Bill comes close and puts his hand on Emmy’s back, his fingers easily spanning the entire width of her. He looks at Curley with something like wonderful panic.

“I guess you didn’t get a single one of my letters,” Curley sighs. “Well, come on. Wait till you see how good I’ve gotten with all that practice.”


He tells her tiny slivers of what it was like. Sketches out the barest of characters for each of his four mates, a little bit of their adventures. A joke here and there that raised their spirits – but raised them from what, he won’t say. He gives her seconds out of a day, minutes out of every year he was gone from her. And it’s not enough.

She pushes. Of course she does; she’s never quite gotten the hang of considering someone else’s feelings. “You don’t ever want to tell me,” she accuses, just about at the end of her rope after a year of his dodging questions. “You think I’m too stupid to understand what it was like.”

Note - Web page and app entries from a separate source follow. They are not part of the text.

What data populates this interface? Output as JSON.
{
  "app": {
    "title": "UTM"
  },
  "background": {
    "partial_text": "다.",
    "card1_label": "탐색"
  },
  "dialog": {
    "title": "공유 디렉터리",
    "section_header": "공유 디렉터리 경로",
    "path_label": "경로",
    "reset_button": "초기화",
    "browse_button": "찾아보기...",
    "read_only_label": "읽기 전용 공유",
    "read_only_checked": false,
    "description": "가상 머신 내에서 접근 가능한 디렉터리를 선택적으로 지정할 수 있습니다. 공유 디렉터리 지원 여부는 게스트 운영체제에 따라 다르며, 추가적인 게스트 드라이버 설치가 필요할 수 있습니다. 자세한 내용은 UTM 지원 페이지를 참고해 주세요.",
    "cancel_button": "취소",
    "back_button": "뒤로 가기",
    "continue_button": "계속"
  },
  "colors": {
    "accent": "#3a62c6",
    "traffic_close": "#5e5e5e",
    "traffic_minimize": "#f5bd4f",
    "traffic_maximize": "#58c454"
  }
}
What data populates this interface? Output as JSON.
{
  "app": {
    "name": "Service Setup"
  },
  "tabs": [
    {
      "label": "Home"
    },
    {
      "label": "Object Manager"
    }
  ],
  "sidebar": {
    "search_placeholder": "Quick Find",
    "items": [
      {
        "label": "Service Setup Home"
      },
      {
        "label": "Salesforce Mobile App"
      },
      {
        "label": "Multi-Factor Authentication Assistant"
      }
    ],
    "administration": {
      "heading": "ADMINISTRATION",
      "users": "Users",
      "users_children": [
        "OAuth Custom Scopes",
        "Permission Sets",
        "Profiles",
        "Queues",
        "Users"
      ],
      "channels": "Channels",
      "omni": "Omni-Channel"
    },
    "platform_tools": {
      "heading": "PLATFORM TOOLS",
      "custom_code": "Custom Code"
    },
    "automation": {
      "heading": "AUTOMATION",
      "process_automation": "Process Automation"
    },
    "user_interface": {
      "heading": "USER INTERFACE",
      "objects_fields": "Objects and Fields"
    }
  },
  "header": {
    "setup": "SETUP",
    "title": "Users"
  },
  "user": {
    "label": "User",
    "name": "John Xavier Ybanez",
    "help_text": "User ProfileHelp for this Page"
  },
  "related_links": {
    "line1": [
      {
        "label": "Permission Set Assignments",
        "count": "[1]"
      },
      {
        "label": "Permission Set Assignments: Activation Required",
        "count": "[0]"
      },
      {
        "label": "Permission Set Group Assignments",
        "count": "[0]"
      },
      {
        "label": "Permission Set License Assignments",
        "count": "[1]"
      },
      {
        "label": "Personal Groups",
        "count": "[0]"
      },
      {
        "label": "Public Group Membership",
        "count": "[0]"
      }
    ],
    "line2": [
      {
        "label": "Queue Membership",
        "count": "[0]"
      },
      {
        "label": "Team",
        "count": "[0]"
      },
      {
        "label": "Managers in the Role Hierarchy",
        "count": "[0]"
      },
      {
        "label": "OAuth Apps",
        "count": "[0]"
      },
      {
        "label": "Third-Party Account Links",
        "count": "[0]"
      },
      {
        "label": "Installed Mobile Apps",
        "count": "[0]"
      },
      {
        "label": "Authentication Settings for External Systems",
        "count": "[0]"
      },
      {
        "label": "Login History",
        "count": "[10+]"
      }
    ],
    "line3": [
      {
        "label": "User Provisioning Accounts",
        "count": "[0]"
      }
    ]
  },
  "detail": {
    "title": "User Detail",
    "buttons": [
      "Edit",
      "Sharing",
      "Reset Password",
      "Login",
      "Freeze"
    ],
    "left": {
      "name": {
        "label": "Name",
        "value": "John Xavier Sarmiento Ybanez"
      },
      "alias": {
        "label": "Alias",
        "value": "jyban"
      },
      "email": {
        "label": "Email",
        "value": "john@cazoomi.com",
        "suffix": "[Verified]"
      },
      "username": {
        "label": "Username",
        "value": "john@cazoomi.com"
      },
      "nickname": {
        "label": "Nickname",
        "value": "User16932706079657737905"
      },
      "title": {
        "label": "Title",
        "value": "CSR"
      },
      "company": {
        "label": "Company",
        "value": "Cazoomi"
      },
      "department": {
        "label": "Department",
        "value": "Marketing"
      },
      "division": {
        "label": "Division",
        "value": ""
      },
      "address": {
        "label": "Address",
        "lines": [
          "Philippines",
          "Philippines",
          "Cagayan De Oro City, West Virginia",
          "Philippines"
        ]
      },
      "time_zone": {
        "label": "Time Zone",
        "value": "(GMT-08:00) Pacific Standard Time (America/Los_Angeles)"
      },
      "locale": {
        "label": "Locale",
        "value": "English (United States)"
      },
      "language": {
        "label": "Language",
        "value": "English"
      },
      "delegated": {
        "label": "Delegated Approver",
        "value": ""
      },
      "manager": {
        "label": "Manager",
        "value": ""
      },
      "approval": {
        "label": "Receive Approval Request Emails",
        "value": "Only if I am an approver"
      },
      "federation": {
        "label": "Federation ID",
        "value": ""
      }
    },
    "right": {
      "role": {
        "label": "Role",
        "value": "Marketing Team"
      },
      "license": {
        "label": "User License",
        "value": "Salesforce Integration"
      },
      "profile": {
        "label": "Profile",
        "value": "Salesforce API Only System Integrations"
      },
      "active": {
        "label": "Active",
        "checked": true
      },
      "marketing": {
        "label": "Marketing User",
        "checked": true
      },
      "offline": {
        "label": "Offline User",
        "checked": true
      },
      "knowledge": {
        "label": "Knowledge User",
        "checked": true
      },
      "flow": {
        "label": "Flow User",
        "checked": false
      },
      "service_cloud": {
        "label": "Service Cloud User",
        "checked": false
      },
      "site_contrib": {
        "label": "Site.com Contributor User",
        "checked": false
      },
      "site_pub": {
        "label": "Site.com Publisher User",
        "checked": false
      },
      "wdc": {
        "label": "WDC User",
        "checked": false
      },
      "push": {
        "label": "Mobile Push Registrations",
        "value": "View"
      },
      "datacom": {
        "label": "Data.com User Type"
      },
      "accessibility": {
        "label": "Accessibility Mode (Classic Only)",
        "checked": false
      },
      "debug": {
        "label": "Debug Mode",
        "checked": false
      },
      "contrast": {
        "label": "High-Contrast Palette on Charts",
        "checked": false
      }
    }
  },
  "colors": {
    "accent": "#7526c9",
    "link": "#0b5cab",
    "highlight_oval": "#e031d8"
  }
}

“No, Jesus, Curl – I don’t want you to understand.” He runs his fingers through his springy hair that he keeps letting grow out a little too long, like he’s forgotten how to go to a barber, or that he can. He looks at her helplessly and says, “There are things you don’t – shouldn’t – have to know about.”

Curley crosses her arms and points out, “Well, you shouldn’t have had to live through them. I don’t think just telling me could be worse.”

He shakes his head and explains, “I want to protect you from this.”

“I don’t want to be protected from the last five bloody years of your life, Bill!”

He takes a deep breath in and then out and reaches for her, tucks her hair behind her ear. He smiles and tilts down until their foreheads touch and he breathes, “Oh, fine then, if you insist.”


“So, which of your Secret Nine lives closest?” Curley asks, two weeks later, setting down some tea near his books.

“Dave-o, I think.” Bill doesn’t look up from his notes. He’s in courses for a degree, with all sorts of maths that just look like a jumble of squiggly lines to Curley. “He married Kate last April – she was a nurse when we got in. They’re just two towns over.”

“We’re going to go and have tea with them, then,” Curley decides.

That gets his attention. “What? But – the Secret Nine. We’re going to meet up every nine years.”

Curley shakes her head and asks, “And who says you can’t see each other in between, too?”


David’s a clear-eyed man, who smiles a lot but doesn’t mean it very often. He and Bill talk for about an hour straight about what the others are up to and what they’re working on or studying.

Kate sits with Curley and Emmy on the other couch, and watches them with some shock. She quietly tells Curley, “This is the most he’s talked about the war around me. Ever.”

“Oh, yes, that sure got bloody annoying,” Curley agrees, and then turns to David. “You were blind for a while, weren’t you?”

He cuts off a sentence to frown at her.

“It was you, wasn’t it?” she asks, glancing at Bill for confirmation. “Only ever since Billy told me about it I can’t get a song out of my head. Are the stars out tonight, I don’t know if it’s cloudy or bright…”

David joins with, “’Cause I only have eyes for you,” and then barks out a sharp laugh. “Christ, Bill, she’s just like you said!”

Kate’s staring at all of them like they’re mad, but Billy gets a tiny little turn to his mouth that Curley hasn’t seen since they were married.


“Who’s next?” she asks him on the drive home – they’ve borrowed Betty’s car for the trip.

Bill shrugs, eyes on the road. “Do you really think we ought to?”

She nods and confirms, “Yep. What about… Gordon, where’s he?”

“It’s quite a drive,” he warns her.

She rolls her eyes at him and pouts. “You’re talking like I’m thick again. I hate that.”

He immediately pulls off the road, shuts off the car, and meets her eyes to say, “I’m sorry. That’s not what I meant.”

“I really don’t see why you keep arguing,” she tells the bushes a few yards off, really getting tired of all this. “I just want Emmy to meet her uncles properly.”

In the backseat, still keyed up and excited from the adventure, Emmy calls out, “Uncle Davey!”

“Uncles?” he asks with some surprise.

She lifts her eyebrows at him. “They’re your brothers, aren’t they? The way Betty’s my sister.”

It takes a moment of him staring at her, stunned speechless. Then he comes across the long bench seat, wraps himself up in her and says, “You, my dear, have utterly changed my life.”